Thomas Paine described the Constitution as “not a thing in name only; but in fact . . . . It is the body of elements, to which you can refer, and quote article by article; and which contains . . . every thing that relates to the complete organization of a civil government, and the principles on which it shall act, and by which it shall be bound.” Paine, Rights of Man, Foner, ed., Writings of Paine, I, 278.
James Wilson stated that the people’s grant of power to government was “the important distinction so well understood in America, between a Constitution established by the people and unalterable by the government, and a law established by the government and alterable by the government.” Wilson, “Lectures on Law,” Wilson, ed., Works of Wilson, I, 417-18; The Federalist, No. 53.
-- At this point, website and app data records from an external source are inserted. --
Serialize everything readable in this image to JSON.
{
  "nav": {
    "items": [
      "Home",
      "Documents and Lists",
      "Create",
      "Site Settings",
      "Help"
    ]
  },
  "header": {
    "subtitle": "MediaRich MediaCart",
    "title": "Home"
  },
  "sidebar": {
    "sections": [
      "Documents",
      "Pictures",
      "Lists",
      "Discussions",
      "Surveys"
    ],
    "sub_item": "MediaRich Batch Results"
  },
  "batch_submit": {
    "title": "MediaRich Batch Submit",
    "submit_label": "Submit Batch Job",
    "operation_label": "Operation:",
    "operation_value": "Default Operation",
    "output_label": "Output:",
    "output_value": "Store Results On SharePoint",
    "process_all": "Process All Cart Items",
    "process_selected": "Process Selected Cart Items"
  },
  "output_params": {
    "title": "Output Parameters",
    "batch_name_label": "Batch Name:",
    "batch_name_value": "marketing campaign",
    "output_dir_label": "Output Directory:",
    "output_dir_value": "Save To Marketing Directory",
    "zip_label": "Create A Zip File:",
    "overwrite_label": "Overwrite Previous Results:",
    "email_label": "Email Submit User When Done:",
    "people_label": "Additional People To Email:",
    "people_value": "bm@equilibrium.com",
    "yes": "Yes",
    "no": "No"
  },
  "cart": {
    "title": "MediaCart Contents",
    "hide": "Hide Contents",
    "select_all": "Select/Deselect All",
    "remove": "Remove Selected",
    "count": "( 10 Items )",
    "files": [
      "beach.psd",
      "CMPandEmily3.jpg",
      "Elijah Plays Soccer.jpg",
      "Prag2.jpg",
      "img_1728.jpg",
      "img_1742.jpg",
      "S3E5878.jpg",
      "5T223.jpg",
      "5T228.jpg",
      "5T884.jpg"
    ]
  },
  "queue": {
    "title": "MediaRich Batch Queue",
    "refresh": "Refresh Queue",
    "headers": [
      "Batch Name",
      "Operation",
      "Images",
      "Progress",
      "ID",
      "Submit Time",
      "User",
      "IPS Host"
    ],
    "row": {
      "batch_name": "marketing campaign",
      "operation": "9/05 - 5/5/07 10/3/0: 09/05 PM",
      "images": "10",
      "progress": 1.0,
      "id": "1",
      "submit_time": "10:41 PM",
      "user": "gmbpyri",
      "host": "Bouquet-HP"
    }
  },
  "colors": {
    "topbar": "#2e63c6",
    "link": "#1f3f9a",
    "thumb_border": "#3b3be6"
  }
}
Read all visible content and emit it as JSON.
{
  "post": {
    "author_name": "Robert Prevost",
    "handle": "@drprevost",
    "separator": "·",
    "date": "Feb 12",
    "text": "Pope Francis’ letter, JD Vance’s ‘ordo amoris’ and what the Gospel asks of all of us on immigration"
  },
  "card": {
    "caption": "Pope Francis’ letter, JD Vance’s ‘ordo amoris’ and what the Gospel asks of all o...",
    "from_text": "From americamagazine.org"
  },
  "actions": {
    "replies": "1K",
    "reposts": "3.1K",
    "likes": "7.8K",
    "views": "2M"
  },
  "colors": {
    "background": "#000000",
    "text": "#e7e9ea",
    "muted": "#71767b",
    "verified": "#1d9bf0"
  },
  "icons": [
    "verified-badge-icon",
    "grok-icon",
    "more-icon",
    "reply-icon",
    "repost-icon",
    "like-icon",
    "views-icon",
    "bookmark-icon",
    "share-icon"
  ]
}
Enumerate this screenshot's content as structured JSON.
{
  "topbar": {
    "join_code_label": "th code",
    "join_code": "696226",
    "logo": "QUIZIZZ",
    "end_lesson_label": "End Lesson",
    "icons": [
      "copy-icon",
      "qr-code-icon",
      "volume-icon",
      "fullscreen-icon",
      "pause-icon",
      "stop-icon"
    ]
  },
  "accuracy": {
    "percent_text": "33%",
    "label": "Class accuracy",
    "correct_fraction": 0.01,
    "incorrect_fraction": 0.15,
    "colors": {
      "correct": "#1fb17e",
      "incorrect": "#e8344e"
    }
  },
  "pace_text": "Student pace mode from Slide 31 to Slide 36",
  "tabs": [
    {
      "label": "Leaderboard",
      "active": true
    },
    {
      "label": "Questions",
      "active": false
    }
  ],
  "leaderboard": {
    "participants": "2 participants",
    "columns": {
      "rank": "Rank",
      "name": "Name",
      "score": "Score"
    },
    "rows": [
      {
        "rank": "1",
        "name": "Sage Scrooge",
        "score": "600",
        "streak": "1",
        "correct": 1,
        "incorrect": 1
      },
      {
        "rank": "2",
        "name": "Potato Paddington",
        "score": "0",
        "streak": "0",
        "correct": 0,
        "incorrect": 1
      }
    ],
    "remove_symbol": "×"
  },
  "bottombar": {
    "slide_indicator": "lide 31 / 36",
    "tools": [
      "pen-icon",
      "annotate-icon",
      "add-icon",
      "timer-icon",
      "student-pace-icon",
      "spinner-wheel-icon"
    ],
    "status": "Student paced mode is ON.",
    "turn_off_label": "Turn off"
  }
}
James Madison stated that in the United States, “a constitution had become . . . a charter of power granted by liberty rather than, as in Europe, a charter of liberty granted by power.” Gordon Wood, The Creation of the American Republic: 1776-1787, 601 citing Madison, Phila. National Gazette, Jan. 19, 1792, Hunt, ed., Writings of Madison, VI, 83-85.
Thomas Paine explained that Magna Carta and the English Bill of Rights were not constitutions, by this definition, but rather “they did not create and give powers to Government in the manner a constitution does.” Paine, Rights of Man, Foner, ed., Writings of Paine, I, 382-88, 379.
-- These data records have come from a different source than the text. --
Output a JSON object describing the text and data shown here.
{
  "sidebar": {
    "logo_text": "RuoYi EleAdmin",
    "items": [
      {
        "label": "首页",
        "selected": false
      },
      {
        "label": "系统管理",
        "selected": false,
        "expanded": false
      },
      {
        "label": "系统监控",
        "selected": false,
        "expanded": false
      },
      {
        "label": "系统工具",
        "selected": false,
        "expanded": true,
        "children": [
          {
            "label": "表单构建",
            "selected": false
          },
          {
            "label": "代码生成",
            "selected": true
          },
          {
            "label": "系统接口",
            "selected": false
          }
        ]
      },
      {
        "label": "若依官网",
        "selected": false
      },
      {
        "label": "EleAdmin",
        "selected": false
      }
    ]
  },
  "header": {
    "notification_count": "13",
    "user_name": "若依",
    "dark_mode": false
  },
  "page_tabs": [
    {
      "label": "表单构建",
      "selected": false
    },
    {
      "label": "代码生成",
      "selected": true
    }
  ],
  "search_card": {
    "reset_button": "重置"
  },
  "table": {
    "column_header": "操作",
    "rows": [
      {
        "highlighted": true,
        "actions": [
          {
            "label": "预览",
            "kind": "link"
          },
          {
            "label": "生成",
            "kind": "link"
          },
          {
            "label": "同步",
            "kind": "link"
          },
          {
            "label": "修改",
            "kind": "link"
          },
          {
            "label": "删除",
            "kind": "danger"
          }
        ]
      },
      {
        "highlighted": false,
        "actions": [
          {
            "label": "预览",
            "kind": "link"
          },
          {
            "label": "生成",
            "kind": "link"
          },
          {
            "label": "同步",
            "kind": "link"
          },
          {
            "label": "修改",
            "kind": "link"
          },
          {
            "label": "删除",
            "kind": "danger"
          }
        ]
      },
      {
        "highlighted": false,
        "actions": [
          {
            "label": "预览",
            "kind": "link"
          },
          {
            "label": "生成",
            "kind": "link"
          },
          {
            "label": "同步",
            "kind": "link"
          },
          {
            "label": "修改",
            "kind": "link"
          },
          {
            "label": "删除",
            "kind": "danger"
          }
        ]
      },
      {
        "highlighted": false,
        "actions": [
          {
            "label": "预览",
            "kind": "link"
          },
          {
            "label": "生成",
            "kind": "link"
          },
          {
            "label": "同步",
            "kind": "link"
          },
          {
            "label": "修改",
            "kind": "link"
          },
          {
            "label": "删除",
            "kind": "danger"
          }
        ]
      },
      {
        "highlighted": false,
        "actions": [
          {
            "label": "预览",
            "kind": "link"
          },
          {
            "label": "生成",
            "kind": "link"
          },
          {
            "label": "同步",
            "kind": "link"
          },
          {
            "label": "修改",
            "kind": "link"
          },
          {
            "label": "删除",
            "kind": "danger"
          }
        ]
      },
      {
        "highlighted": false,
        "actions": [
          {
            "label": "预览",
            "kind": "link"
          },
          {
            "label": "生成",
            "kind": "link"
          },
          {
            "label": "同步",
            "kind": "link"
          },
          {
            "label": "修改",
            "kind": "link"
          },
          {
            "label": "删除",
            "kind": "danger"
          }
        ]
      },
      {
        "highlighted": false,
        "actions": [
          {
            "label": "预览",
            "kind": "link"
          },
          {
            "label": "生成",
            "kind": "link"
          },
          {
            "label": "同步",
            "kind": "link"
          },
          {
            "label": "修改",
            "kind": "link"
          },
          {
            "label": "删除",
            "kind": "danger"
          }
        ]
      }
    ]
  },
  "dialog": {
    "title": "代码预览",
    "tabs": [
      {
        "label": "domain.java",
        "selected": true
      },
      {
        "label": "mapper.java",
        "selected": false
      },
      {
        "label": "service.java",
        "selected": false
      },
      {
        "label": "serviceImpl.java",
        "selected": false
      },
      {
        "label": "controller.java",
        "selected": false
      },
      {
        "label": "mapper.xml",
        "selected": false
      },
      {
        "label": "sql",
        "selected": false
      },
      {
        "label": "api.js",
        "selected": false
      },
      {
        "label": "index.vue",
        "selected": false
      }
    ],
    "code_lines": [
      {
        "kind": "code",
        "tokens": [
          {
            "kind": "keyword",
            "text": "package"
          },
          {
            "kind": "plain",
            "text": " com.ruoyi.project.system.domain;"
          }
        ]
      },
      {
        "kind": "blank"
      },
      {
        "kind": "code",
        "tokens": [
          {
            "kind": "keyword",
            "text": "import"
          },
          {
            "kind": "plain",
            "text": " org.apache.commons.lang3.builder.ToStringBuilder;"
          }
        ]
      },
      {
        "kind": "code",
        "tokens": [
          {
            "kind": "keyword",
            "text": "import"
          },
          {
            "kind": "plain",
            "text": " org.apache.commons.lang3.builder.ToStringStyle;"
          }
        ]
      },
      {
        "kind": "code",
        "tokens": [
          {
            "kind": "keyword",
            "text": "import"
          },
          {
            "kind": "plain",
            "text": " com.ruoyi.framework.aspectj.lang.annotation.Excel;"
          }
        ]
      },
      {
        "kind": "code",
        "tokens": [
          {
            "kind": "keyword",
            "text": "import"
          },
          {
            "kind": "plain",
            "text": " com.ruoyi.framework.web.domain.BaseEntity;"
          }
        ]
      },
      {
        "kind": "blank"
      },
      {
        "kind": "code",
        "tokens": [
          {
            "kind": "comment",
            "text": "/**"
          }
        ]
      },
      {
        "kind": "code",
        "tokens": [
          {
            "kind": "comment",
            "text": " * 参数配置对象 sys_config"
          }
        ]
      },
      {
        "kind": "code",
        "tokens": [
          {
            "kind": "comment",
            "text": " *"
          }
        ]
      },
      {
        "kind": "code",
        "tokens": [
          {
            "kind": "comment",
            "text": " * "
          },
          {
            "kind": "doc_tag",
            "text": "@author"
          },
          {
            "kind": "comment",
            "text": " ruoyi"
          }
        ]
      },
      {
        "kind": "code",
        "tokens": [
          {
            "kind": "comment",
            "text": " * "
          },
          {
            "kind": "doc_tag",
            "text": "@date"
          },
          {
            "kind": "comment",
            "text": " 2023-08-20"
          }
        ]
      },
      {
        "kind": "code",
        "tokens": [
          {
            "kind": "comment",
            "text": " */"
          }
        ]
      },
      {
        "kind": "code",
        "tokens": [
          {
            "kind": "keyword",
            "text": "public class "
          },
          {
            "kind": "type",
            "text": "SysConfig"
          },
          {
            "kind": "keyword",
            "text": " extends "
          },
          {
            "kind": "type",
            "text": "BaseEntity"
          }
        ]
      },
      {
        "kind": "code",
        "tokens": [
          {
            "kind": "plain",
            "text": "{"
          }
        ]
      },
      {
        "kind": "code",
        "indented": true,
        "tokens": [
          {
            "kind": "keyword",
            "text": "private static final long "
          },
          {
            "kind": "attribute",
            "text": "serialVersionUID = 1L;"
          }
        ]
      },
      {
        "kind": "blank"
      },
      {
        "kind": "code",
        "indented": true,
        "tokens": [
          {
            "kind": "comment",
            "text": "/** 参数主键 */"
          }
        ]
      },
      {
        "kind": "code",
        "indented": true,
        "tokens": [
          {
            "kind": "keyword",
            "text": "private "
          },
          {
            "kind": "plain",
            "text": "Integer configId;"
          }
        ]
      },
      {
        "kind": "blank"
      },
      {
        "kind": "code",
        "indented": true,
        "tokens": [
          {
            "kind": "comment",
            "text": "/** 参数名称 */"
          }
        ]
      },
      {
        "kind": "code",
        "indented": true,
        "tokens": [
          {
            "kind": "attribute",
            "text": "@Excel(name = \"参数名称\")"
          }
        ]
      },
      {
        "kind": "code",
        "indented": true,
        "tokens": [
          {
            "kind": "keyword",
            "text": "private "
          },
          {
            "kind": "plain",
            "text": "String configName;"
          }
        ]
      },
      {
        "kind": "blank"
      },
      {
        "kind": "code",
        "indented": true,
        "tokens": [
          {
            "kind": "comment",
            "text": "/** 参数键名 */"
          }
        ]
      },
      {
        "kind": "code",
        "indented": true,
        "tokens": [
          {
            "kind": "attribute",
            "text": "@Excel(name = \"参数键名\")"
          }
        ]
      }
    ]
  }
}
Nathaniel Chipman observed that: “Writers on government have been anxious on the part of the people to discover a consideration given for the right of protection . . . . While government was supposed to depend on a compact, not between the individuals of a people, but between the people and the rulers, this was a point of great consequence.” Chipman, Principles of Government, 110-11. In America, the compact was only among the people of the country, not between the people and the rulers, as was conventionally conceived.
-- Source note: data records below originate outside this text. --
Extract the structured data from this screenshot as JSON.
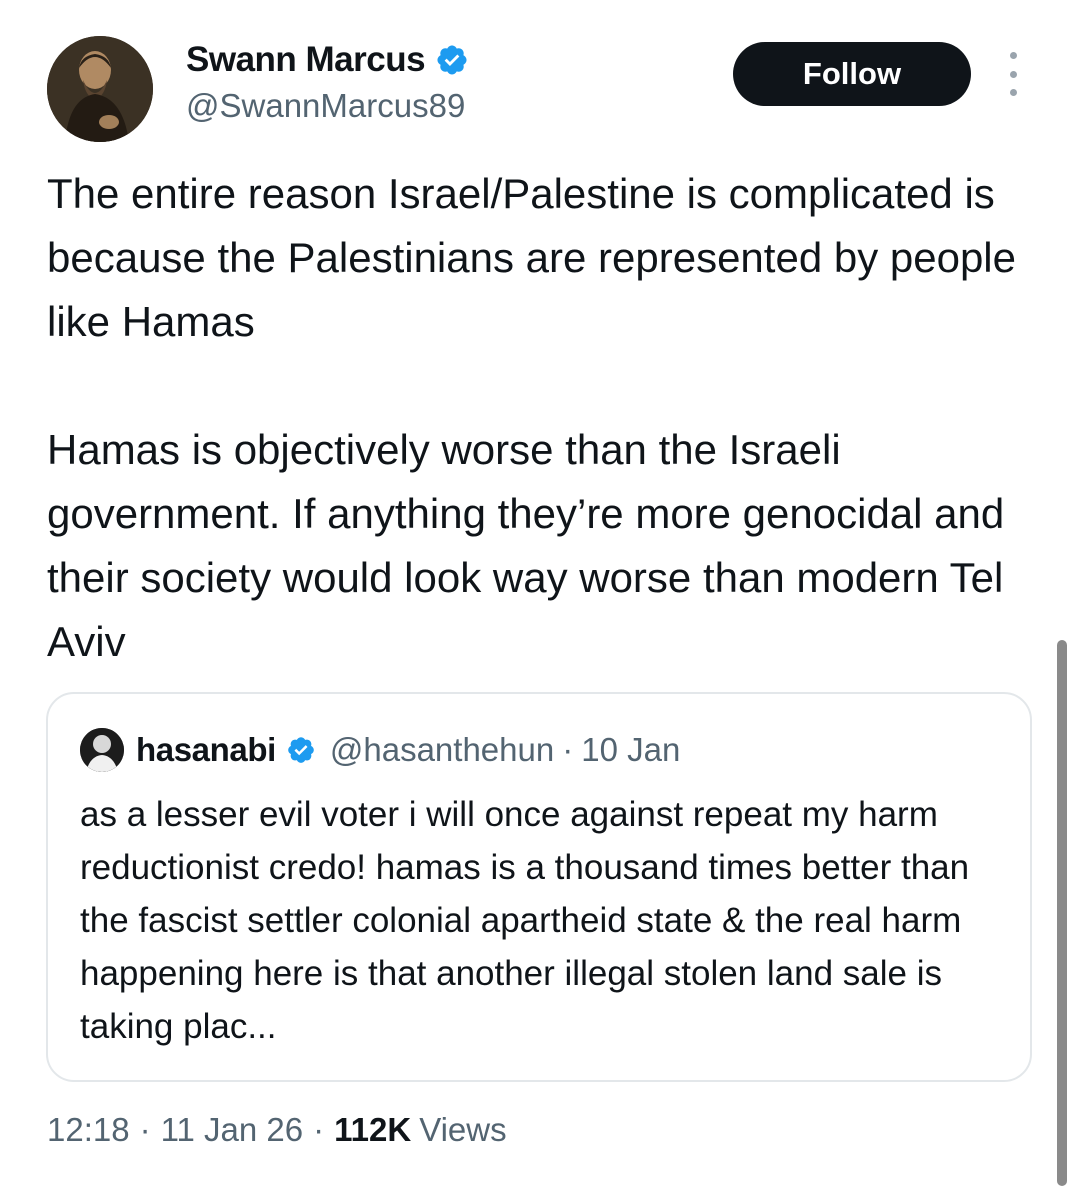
{
  "author": {
    "display_name": "Swann Marcus",
    "handle": "@SwannMarcus89",
    "avatar_icon": "portrait-avatar",
    "verified_icon": "verified-badge-icon"
  },
  "actions": {
    "follow_label": "Follow",
    "more_icon": "more-vertical-icon"
  },
  "tweet": {
    "paragraphs": [
      "The entire reason Israel/Palestine is complicated is because the Palestinians are represented by people like Hamas",
      "Hamas is objectively worse than the Israeli government. If anything they’re more genocidal and their society would look way worse than modern Tel Aviv"
    ]
  },
  "quote": {
    "display_name": "hasanabi",
    "handle": "@hasanthehun",
    "dot": "·",
    "date": "10 Jan",
    "text": "as a lesser evil voter i will once against repeat my harm reductionist credo! hamas is a thousand times better than the fascist settler colonial apartheid state & the real harm happening here is that another illegal stolen land sale is taking plac..."
  },
  "meta": {
    "time": "12:18",
    "sep1": "·",
    "date": "11 Jan 26",
    "sep2": "·",
    "views_count": "112K",
    "views_label": "Views"
  },
  "colors": {
    "text_primary": "#0f1419",
    "text_secondary": "#536471",
    "verified_blue": "#1d9bf0",
    "follow_bg": "#0f1419",
    "border": "#e3e7ea"
  }
}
In short, “the rulers had become the ruled and the ruled the rulers.” Gordon Wood, The Creation of the American Republic: 1776-1787, 602. This rethinking of the social compact that had come to be so pervasive in governing was a groundbreaking revelation. No longer would Americans agree on an individual basis with the government that so long as the government acted properly, the individual would permit the government to continue. Instead, Americans agreed amongst themselves that the government would continue.
This inevitably created a camaraderie amongst Americans. No longer would a government pass for dividing up the country, hoping to preclude any collective action in revolt. Rather, Americans, as a whole, would raise questions about government. Most of all, Americans were empowering themselves, always ensuring that if the government was no longer desirable, they would take it back.